The new and improved Knickerbocker Bridge opened again to the public yesterday after being closed for a few weeks as crews replaced the old railing that was partly made of wood and rotting out. The replacement was also part of a project to repave and improve the access on the south side from Franklin Boulevard to the bridge. This section of path hard large root heaves and very poor pavement before this work was completed. The approach from Franklin to the railroad underpass was also a tight turn so that turn radius was expanded to give cyclists a better view before entering the tunnel. Striping was also added to guide people to make a safe passage under the Union Pacific railroad right-of-way.
The Knickerbocker bridge was built in 1978 and is one of the examples of a partnership between the City of Eugene and the Eugene Water and Electric Board (EWEB) that combined getting utility lines across the river while also providing a safe and convenient crossing of the river for people walking, biking, and rolling (the Autzen Bridge is another example). The bridge was dedicated in 1980 and is named for Willie Knickerbocker (1868–1960), who was called “The Father of Bicycling in Eugene.” There’s a good piece about Willy from the Register Guard if you’d like to learn more about him. The quote at the end show’s us why they picked a good person to name a Eugene bike bridge for:
“Let’s not forget the simple man who lived a simple life, riding his bicycle as the world sped up around him.
The man who, when asked why he rode — if it was the independence or the beauty or the solitude — cocked his head and scrunched his eyes and thought about it a moment and said, “No, it’s to get there.”

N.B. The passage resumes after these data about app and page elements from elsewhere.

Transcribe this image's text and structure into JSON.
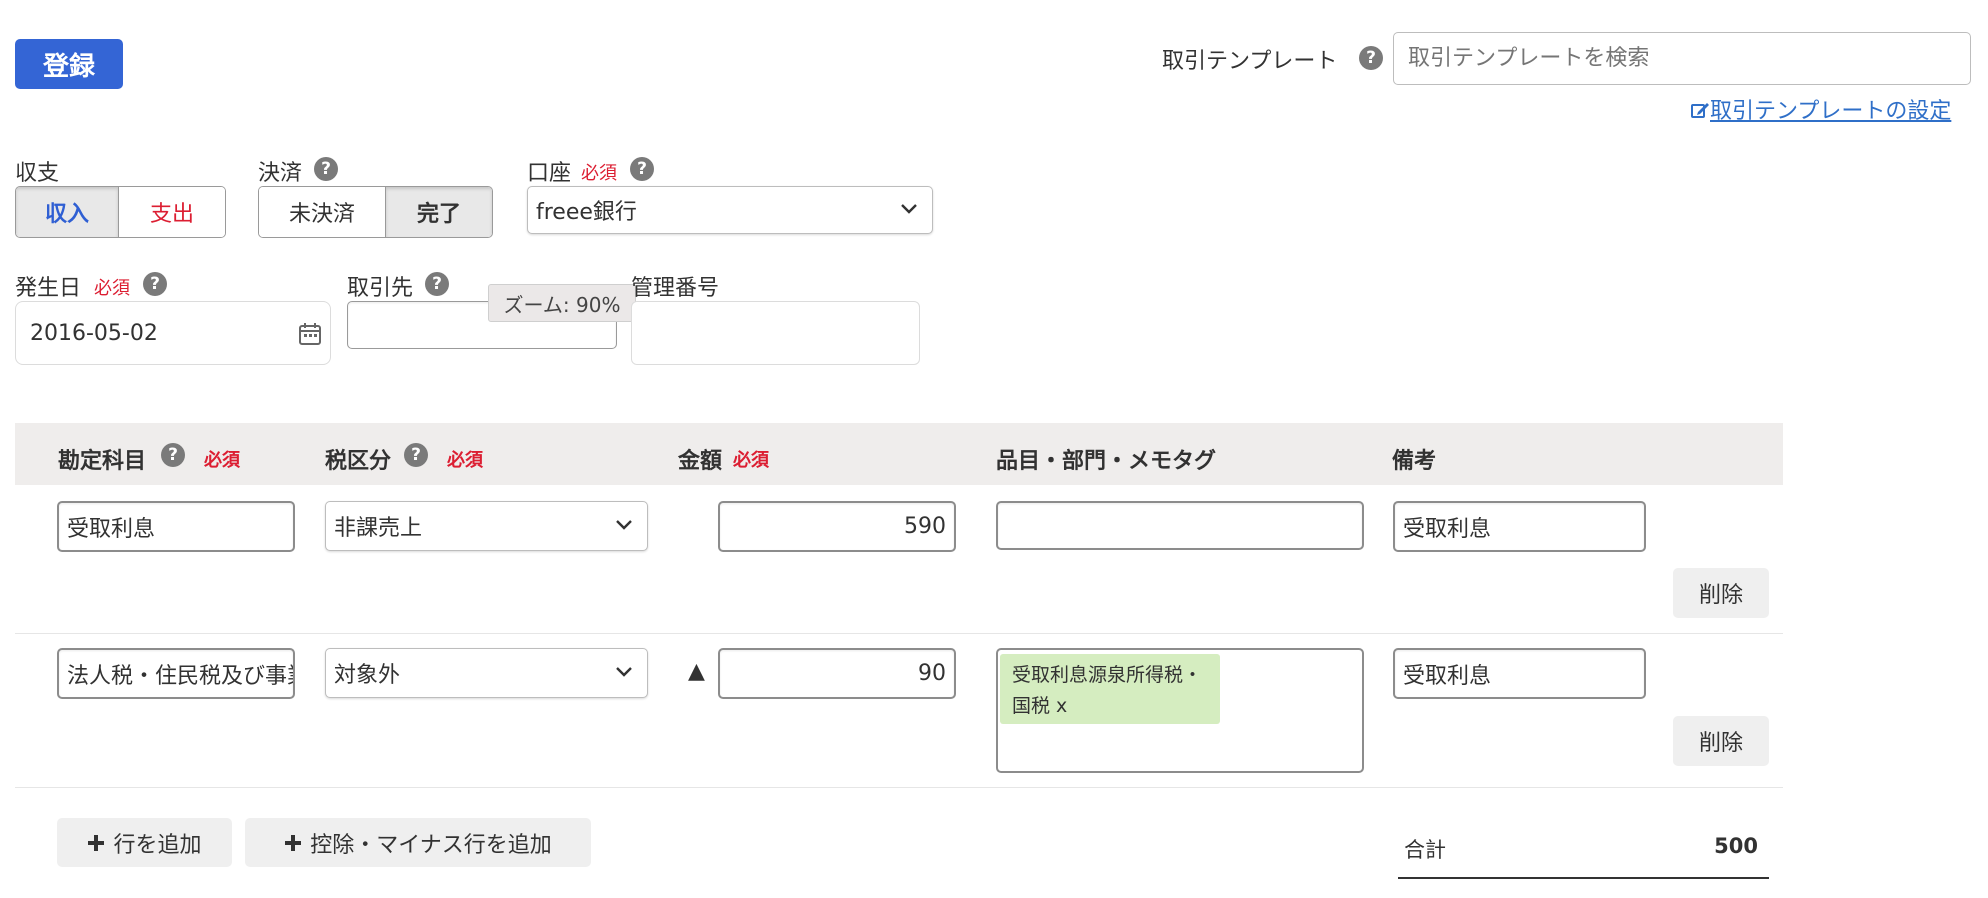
{
  "toolbar": {
    "register_label": "登録"
  },
  "template": {
    "label": "取引テンプレート",
    "search_placeholder": "取引テンプレートを検索",
    "settings_link": "取引テンプレートの設定"
  },
  "income_expense": {
    "label": "収支",
    "income": "収入",
    "expense": "支出",
    "selected": "収入"
  },
  "settlement": {
    "label": "決済",
    "unsettled": "未決済",
    "done": "完了",
    "selected": "完了"
  },
  "account": {
    "label": "口座",
    "required": "必須",
    "value": "freee銀行"
  },
  "date": {
    "label": "発生日",
    "required": "必須",
    "value": "2016-05-02"
  },
  "partner": {
    "label": "取引先",
    "value": ""
  },
  "zoom_tooltip": "ズーム: 90%",
  "control_number": {
    "label": "管理番号",
    "value": ""
  },
  "table": {
    "headers": {
      "account_title": "勘定科目",
      "tax_category": "税区分",
      "amount": "金額",
      "tags": "品目・部門・メモタグ",
      "remarks": "備考",
      "required": "必須"
    },
    "rows": [
      {
        "account_title": "受取利息",
        "tax_category": "非課売上",
        "minus": "",
        "amount": "590",
        "tag": "",
        "remarks": "受取利息",
        "delete": "削除"
      },
      {
        "account_title": "法人税・住民税及び事業税",
        "tax_category": "対象外",
        "minus": "▲",
        "amount": "90",
        "tag": "受取利息源泉所得税・国税 x",
        "remarks": "受取利息",
        "delete": "削除"
      }
    ]
  },
  "actions": {
    "add_row": "行を追加",
    "add_minus_row": "控除・マイナス行を追加"
  },
  "total": {
    "label": "合計",
    "value": "500"
  },
  "colors": {
    "primary": "#2f5fd3",
    "required_red": "#dc1e32",
    "tag_green": "#d5edc0",
    "link_blue": "#2f6fc8"
  }
}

This bridge is not one you’ll cross much on a pure pleasure ride. It’s a pretty practical connection for “getting there”, providing a link from Springfield, the Northeast part of Eugene, campus, and the Glenwood area. However, make sure you stop along your journey (maybe on one of the new benches) and enjoy the natural beauty of the Whilamut Natural Area, watch some boaters and tubers float by in the summer, and watch for all sorts of birds, water mammals, and other wildlife.
The sign commemorating the building of the bridge is a bit weathered and hidden on the north side of the bridge but Eugene Parks and Open Space says the old plaque will be incorporated into a new sign going in soon. A new bike counter will also be going in on the south side of the bridge as many new projects in Eugene include the counters as part of the project so that planners can better track the number of walkers and bikers using the system.
With the completion of this section and all the work that went into improving the river path system after the I5 bridge construction, including the new viaduct on the east side of I5 leading into Glenwood, one of the older parts of our river path network system is now updated and improved. Now if we could just figure out how to connect the south bank path from the Autzen Footbridge to the Knickerbocker without having to go up to Garden Avenue. More about that idea in an upcoming story on WeBikeEugene. Stay tuned.